* Dataset extract *
►
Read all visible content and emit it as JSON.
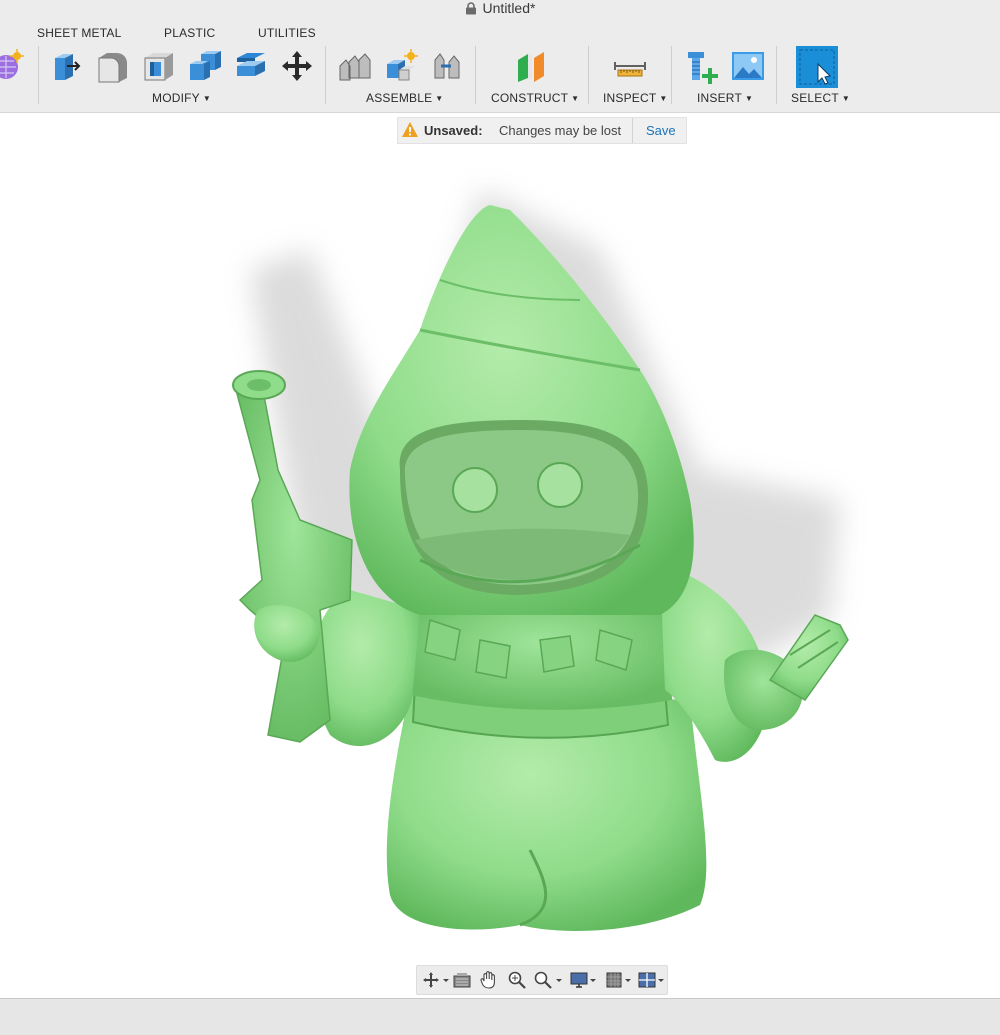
{
  "window": {
    "title": "Untitled*",
    "lock_icon": "lock-icon"
  },
  "tabs": [
    "SHEET METAL",
    "PLASTIC",
    "UTILITIES"
  ],
  "groups": {
    "modify": "MODIFY",
    "assemble": "ASSEMBLE",
    "construct": "CONSTRUCT",
    "inspect": "INSPECT",
    "insert": "INSERT",
    "select": "SELECT"
  },
  "tools": {
    "create_form": "create-form-icon",
    "press_pull": "press-pull-icon",
    "fillet": "fillet-icon",
    "shell": "shell-icon",
    "combine": "combine-icon",
    "offset_face": "offset-face-icon",
    "move_copy": "move-copy-icon",
    "new_component": "new-component-icon",
    "joint": "joint-icon",
    "as_built_joint": "as-built-joint-icon",
    "offset_plane": "offset-plane-icon",
    "measure": "measure-icon",
    "insert_mcmaster": "insert-mcmaster-icon",
    "insert_canvas": "insert-canvas-icon",
    "select": "select-icon"
  },
  "banner": {
    "label": "Unsaved:",
    "message": "Changes may be lost",
    "save": "Save"
  },
  "colors": {
    "accent": "#1a73b8",
    "model": "#8fdc8a",
    "warning": "#f0a020"
  },
  "navbar": [
    "orbit-icon",
    "look-at-icon",
    "pan-icon",
    "zoom-icon",
    "fit-icon",
    "display-settings-icon",
    "grid-settings-icon",
    "viewports-icon"
  ]
}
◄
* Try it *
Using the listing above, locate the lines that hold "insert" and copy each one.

* Solution below *
    "insert": "INSERT",
    "insert_mcmaster": "insert-mcmaster-icon",
    "insert_canvas": "insert-canvas-icon",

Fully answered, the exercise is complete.